What Is a Sportsbook?
A sportsbook is a gambling establishment that accepts bets on a variety of sporting events. The most common bet is on the outcome of a game, but you can also place wagers on individual players or teams. The odds for a given event are determined by the sportsbook using various data, including power rankings, computer algorithms, and outside consultants. These odds are then used to create a betting line for the event. The line can be based on moneyline, point spreads or over/unders. In addition, the venue of a game can have an impact on the outcome. For example, some teams play better at home than on the road. This is factored into the odds for hosts.
A good sportsbook will offer a range of different betting options and be easy to use. It should also provide expert picks and analysis. In addition, it should be regulated in order to comply with laws and ensure responsible gambling. This will help prevent problems down the line, such as fraud or underage gambling.
Depending on the state, there are various regulatory bodies that regulate sportsbooks. The most important consideration is whether the sportsbook is legal in your jurisdiction. It is important to check with your local authorities and consult an attorney before making a decision about a sportsbook. In some states, sportsbooks are only available through licensed casinos. In others, it is legal to open a sportsbook outside of a casino.
In general, sportsbooks make more money on prop bets than other bets. However, these bets are very risky and should only be placed with money that you can afford to lose. In addition, it is important to be selective and only bet on games that you have a strong knowledge of from a rules perspective. Lastly, be sure to keep track of your bets in a spreadsheet and stick to a budget.
One of the biggest mistakes that sportsbook owners can make is failing to provide their customers with a high-quality product. If your site is constantly crashing or the odds are off, users will quickly give up and move on to another provider.

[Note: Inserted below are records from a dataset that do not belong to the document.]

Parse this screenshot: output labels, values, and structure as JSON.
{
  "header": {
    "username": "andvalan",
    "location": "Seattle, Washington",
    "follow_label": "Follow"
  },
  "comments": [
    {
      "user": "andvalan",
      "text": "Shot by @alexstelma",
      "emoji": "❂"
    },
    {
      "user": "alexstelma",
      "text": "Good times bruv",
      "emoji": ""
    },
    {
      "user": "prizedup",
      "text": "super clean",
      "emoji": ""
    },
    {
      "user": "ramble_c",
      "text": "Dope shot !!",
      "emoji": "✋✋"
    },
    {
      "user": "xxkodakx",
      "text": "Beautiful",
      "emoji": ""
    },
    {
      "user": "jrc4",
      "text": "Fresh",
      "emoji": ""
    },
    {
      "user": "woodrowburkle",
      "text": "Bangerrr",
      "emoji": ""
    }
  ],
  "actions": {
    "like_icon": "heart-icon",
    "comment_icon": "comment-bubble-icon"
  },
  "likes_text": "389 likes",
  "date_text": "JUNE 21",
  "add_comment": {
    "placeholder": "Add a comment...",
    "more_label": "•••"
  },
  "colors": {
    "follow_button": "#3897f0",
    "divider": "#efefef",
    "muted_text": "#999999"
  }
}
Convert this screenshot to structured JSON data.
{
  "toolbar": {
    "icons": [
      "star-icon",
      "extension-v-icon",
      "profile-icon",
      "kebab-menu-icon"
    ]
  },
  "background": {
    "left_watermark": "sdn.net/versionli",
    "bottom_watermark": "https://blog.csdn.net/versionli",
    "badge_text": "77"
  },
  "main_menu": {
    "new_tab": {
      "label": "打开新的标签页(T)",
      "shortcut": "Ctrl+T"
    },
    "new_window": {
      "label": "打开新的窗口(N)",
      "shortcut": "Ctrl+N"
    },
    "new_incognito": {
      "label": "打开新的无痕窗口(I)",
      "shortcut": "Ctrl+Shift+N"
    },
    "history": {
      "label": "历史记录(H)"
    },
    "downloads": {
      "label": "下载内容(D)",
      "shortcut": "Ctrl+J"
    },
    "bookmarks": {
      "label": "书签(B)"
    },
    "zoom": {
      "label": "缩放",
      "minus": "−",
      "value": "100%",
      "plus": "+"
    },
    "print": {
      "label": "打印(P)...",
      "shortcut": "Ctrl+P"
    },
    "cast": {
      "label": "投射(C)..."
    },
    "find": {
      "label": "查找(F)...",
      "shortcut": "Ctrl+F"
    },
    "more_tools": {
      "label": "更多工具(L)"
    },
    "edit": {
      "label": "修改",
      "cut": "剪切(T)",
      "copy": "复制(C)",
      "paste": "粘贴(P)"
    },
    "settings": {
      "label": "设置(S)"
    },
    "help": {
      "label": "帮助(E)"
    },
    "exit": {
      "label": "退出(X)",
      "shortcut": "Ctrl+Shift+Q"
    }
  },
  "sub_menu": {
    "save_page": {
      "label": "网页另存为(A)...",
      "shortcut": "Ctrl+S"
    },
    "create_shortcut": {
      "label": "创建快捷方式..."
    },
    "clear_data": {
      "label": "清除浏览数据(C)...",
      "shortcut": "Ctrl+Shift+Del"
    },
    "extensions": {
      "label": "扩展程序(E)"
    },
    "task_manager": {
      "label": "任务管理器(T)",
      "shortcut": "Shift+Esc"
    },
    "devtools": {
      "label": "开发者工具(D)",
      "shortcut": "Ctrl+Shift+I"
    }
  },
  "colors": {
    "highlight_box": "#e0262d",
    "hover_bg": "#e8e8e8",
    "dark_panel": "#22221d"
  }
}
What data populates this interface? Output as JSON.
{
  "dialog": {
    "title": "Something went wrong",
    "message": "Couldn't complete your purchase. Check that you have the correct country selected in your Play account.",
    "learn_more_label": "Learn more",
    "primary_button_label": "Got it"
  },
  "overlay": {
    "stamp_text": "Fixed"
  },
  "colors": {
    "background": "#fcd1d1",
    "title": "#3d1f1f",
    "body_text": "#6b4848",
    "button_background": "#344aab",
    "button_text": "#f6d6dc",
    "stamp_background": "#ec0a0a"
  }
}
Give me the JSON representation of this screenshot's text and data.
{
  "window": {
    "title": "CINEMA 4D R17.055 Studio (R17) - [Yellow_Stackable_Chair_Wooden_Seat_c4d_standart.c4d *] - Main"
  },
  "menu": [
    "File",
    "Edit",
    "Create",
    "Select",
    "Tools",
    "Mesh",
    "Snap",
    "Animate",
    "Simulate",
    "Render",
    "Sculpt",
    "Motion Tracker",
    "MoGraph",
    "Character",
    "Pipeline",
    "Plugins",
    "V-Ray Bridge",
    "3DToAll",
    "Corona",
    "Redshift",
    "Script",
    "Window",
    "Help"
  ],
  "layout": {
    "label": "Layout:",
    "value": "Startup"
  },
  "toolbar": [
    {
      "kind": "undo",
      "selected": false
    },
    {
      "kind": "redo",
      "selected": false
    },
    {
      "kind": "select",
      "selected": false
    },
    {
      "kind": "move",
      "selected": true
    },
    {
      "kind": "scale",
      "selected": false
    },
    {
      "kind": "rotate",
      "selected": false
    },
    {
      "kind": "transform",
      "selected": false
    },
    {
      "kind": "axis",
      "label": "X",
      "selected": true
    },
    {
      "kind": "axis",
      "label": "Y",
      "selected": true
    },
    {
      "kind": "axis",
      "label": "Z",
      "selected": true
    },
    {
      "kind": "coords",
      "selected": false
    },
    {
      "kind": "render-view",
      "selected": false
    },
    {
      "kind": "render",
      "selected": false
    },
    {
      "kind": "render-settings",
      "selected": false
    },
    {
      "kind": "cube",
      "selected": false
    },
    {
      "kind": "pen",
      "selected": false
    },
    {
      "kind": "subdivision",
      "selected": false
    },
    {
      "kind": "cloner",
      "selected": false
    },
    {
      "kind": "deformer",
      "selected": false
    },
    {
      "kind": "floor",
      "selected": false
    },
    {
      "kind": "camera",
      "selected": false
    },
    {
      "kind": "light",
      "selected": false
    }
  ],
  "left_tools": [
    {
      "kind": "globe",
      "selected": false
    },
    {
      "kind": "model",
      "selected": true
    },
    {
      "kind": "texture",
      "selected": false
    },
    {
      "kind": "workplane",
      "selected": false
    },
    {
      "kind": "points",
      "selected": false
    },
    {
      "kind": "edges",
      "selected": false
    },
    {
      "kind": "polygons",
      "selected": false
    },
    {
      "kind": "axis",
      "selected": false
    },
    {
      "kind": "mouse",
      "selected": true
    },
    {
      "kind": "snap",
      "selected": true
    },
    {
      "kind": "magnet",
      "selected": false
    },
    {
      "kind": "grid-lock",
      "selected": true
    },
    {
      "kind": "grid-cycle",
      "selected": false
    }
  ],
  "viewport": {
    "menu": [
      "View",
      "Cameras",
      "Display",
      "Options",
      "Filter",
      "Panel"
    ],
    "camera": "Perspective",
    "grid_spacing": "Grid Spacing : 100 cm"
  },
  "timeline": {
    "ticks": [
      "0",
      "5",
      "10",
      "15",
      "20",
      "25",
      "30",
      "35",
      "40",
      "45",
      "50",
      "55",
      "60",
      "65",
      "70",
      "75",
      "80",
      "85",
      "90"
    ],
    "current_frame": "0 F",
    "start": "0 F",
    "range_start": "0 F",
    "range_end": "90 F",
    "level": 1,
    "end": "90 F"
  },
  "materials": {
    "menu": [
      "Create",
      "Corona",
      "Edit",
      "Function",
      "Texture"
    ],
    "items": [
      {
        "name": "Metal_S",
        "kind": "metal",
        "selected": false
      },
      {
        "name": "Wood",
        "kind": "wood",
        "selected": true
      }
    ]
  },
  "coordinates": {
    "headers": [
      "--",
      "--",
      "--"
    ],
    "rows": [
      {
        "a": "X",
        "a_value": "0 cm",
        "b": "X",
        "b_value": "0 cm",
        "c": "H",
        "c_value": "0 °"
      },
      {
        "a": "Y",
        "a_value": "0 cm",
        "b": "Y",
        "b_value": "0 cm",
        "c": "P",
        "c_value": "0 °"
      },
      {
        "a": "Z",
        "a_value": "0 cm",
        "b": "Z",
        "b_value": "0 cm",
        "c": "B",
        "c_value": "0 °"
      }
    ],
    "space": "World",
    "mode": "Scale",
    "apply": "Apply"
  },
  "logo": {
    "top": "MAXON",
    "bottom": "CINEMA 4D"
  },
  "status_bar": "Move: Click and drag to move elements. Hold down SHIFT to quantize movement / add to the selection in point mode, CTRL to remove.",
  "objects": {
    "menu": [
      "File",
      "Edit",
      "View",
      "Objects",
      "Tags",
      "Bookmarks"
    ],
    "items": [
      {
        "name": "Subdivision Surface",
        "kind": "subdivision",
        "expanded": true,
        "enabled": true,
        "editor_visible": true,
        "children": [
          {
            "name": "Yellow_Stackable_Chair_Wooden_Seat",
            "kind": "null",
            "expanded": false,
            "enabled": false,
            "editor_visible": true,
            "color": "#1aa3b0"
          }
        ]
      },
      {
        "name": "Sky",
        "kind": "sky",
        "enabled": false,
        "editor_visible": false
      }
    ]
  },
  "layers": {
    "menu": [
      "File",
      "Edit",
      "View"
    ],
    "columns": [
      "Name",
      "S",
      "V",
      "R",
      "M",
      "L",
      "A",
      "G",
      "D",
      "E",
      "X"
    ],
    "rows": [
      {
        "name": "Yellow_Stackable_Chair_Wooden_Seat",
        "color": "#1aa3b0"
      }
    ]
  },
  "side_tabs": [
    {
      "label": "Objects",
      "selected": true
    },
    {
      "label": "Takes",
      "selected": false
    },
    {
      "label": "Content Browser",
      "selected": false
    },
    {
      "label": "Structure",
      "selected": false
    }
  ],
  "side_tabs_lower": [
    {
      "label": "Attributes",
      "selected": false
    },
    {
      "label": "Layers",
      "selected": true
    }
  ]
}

A custom sportsbook solution is the best way to avoid these issues. If you are looking for a sportsbook that can be customized to fit your market, consider working with a developer who is familiar with building these types of products. White label sportsbooks can be an excellent option for new businesses, but they often limit the amount of customization you can do.
It is also important to look at the competition when creating a sportsbook. This will help you determine what features your customers want and need and how to differentiate yourself from the competition. Having a competitive advantage is crucial to your success, as it will attract more users and keep them coming back.